- [Activity] Nothing but the records, copied exactly and stripped of pictures, should be in the answer.

- [Supplied data]

======

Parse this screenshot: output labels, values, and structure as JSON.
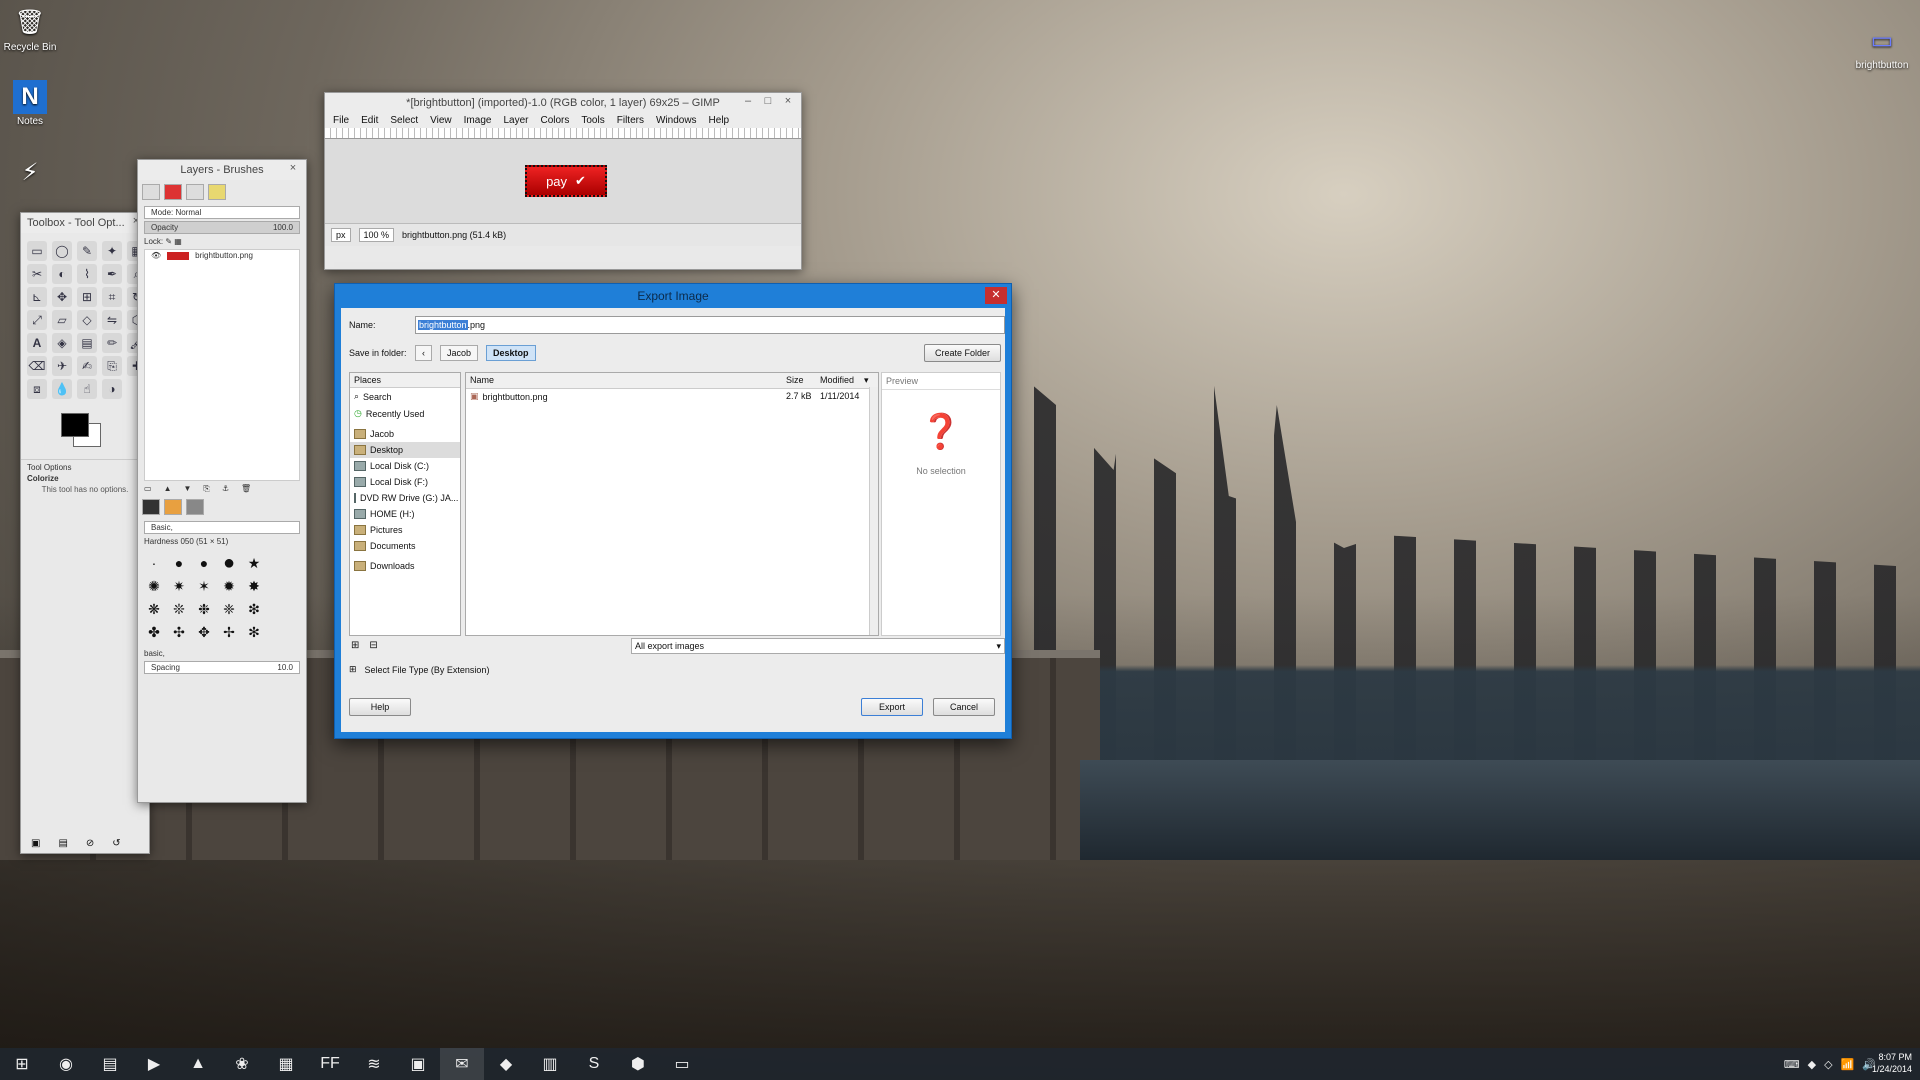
{
  "desktop": {
    "icons": [
      {
        "label": "Recycle Bin",
        "glyph": "🗑"
      },
      {
        "label": "Notes",
        "glyph": "N"
      },
      {
        "label": "",
        "glyph": "⚡"
      },
      {
        "label": "brightbutton",
        "glyph": "▭"
      }
    ]
  },
  "image_window": {
    "title": "*[brightbutton] (imported)-1.0 (RGB color, 1 layer) 69x25 – GIMP",
    "menu": [
      "File",
      "Edit",
      "Select",
      "View",
      "Image",
      "Layer",
      "Colors",
      "Tools",
      "Filters",
      "Windows",
      "Help"
    ],
    "canvas_label": "pay",
    "unit": "px",
    "zoom": "100 %",
    "status_file": "brightbutton.png (51.4 kB)"
  },
  "layers_panel": {
    "title": "Layers - Brushes",
    "mode_label": "Mode: Normal",
    "opacity_label": "Opacity",
    "opacity_value": "100.0",
    "lock_label": "Lock:",
    "layer_name": "brightbutton.png",
    "brush_filter": "Basic,",
    "brush_name": "Hardness 050 (51 × 51)",
    "spacing_label": "Spacing",
    "spacing_value": "10.0",
    "tags_label": "basic,"
  },
  "toolbox": {
    "title": "Toolbox - Tool Opt...",
    "tool_options_label": "Tool Options",
    "colorize_label": "Colorize",
    "no_options": "This tool has no options."
  },
  "export_dialog": {
    "title": "Export Image",
    "name_label": "Name:",
    "name_selected": "brightbutton",
    "name_ext": ".png",
    "save_in_label": "Save in folder:",
    "crumbs": [
      "Jacob",
      "Desktop"
    ],
    "create_folder": "Create Folder",
    "places_header": "Places",
    "places": [
      {
        "label": "Search",
        "icon": "search-icon"
      },
      {
        "label": "Recently Used",
        "icon": "clock-icon"
      },
      {
        "label": "Jacob",
        "icon": "folder-icon"
      },
      {
        "label": "Desktop",
        "icon": "folder-icon"
      },
      {
        "label": "Local Disk (C:)",
        "icon": "drive-icon"
      },
      {
        "label": "Local Disk (F:)",
        "icon": "drive-icon"
      },
      {
        "label": "DVD RW Drive (G:) JA...",
        "icon": "drive-icon"
      },
      {
        "label": "HOME (H:)",
        "icon": "drive-icon"
      },
      {
        "label": "Pictures",
        "icon": "folder-icon"
      },
      {
        "label": "Documents",
        "icon": "folder-icon"
      },
      {
        "label": "Downloads",
        "icon": "folder-icon"
      }
    ],
    "file_columns": [
      "Name",
      "Size",
      "Modified"
    ],
    "files": [
      {
        "name": "brightbutton.png",
        "size": "2.7 kB",
        "modified": "1/11/2014"
      }
    ],
    "preview_label": "Preview",
    "no_selection": "No selection",
    "filter_value": "All export images",
    "select_type_label": "Select File Type (By Extension)",
    "help": "Help",
    "export": "Export",
    "cancel": "Cancel"
  },
  "taskbar": {
    "clock_time": "8:07 PM",
    "clock_date": "1/24/2014",
    "apps": [
      "⊞",
      "◉",
      "▤",
      "▶",
      "▲",
      "❀",
      "▦",
      "FF",
      "≋",
      "▣",
      "✉",
      "◆",
      "▥",
      "S",
      "⬢",
      "▭"
    ]
  }
}
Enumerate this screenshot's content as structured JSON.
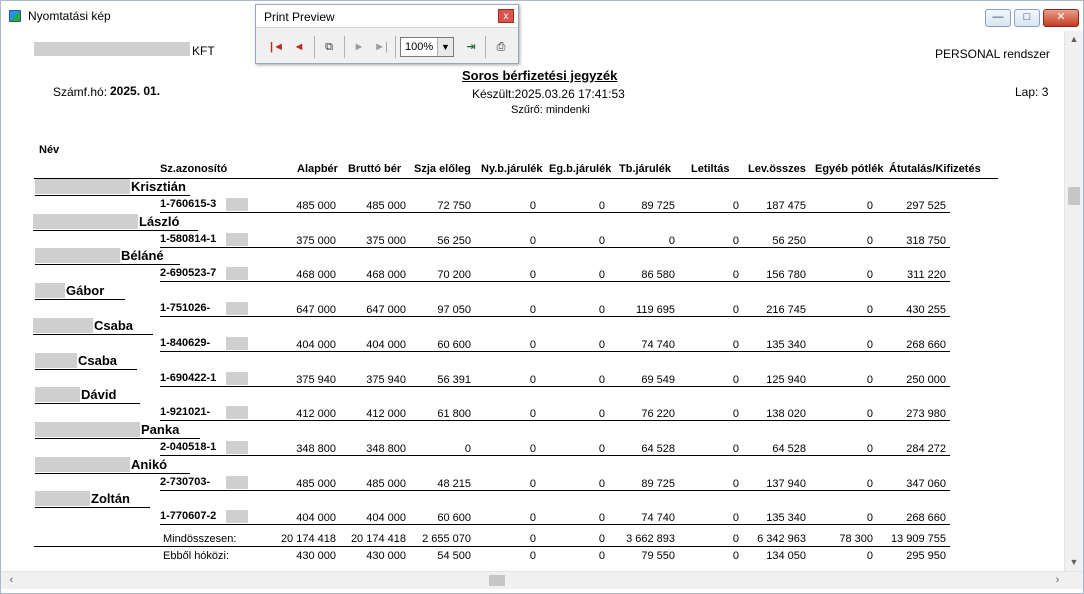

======

- [The completed task]
Parse this screenshot: output labels, values, and structure as JSON.
{
  "desktop": {
    "icons": [
      {
        "label": "Recycle Bin",
        "glyph": "🗑"
      },
      {
        "label": "Notes",
        "glyph": "N"
      },
      {
        "label": "",
        "glyph": "⚡"
      },
      {
        "label": "brightbutton",
        "glyph": "▭"
      }
    ]
  },
  "image_window": {
    "title": "*[brightbutton] (imported)-1.0 (RGB color, 1 layer) 69x25 – GIMP",
    "menu": [
      "File",
      "Edit",
      "Select",
      "View",
      "Image",
      "Layer",
      "Colors",
      "Tools",
      "Filters",
      "Windows",
      "Help"
    ],
    "canvas_label": "pay",
    "unit": "px",
    "zoom": "100 %",
    "status_file": "brightbutton.png (51.4 kB)"
  },
  "layers_panel": {
    "title": "Layers - Brushes",
    "mode_label": "Mode: Normal",
    "opacity_label": "Opacity",
    "opacity_value": "100.0",
    "lock_label": "Lock:",
    "layer_name": "brightbutton.png",
    "brush_filter": "Basic,",
    "brush_name": "Hardness 050 (51 × 51)",
    "spacing_label": "Spacing",
    "spacing_value": "10.0",
    "tags_label": "basic,"
  },
  "toolbox": {
    "title": "Toolbox - Tool Opt...",
    "tool_options_label": "Tool Options",
    "colorize_label": "Colorize",
    "no_options": "This tool has no options."
  },
  "export_dialog": {
    "title": "Export Image",
    "name_label": "Name:",
    "name_selected": "brightbutton",
    "name_ext": ".png",
    "save_in_label": "Save in folder:",
    "crumbs": [
      "Jacob",
      "Desktop"
    ],
    "create_folder": "Create Folder",
    "places_header": "Places",
    "places": [
      {
        "label": "Search",
        "icon": "search-icon"
      },
      {
        "label": "Recently Used",
        "icon": "clock-icon"
      },
      {
        "label": "Jacob",
        "icon": "folder-icon"
      },
      {
        "label": "Desktop",
        "icon": "folder-icon"
      },
      {
        "label": "Local Disk (C:)",
        "icon": "drive-icon"
      },
      {
        "label": "Local Disk (F:)",
        "icon": "drive-icon"
      },
      {
        "label": "DVD RW Drive (G:) JA...",
        "icon": "drive-icon"
      },
      {
        "label": "HOME (H:)",
        "icon": "drive-icon"
      },
      {
        "label": "Pictures",
        "icon": "folder-icon"
      },
      {
        "label": "Documents",
        "icon": "folder-icon"
      },
      {
        "label": "Downloads",
        "icon": "folder-icon"
      }
    ],
    "file_columns": [
      "Name",
      "Size",
      "Modified"
    ],
    "files": [
      {
        "name": "brightbutton.png",
        "size": "2.7 kB",
        "modified": "1/11/2014"
      }
    ],
    "preview_label": "Preview",
    "no_selection": "No selection",
    "filter_value": "All export images",
    "select_type_label": "Select File Type (By Extension)",
    "help": "Help",
    "export": "Export",
    "cancel": "Cancel"
  },
  "taskbar": {
    "clock_time": "8:07 PM",
    "clock_date": "1/24/2014",
    "apps": [
      "⊞",
      "◉",
      "▤",
      "▶",
      "▲",
      "❀",
      "▦",
      "FF",
      "≋",
      "▣",
      "✉",
      "◆",
      "▥",
      "S",
      "⬢",
      "▭"
    ]
  }
}
Enumerate this screenshot's content as structured JSON.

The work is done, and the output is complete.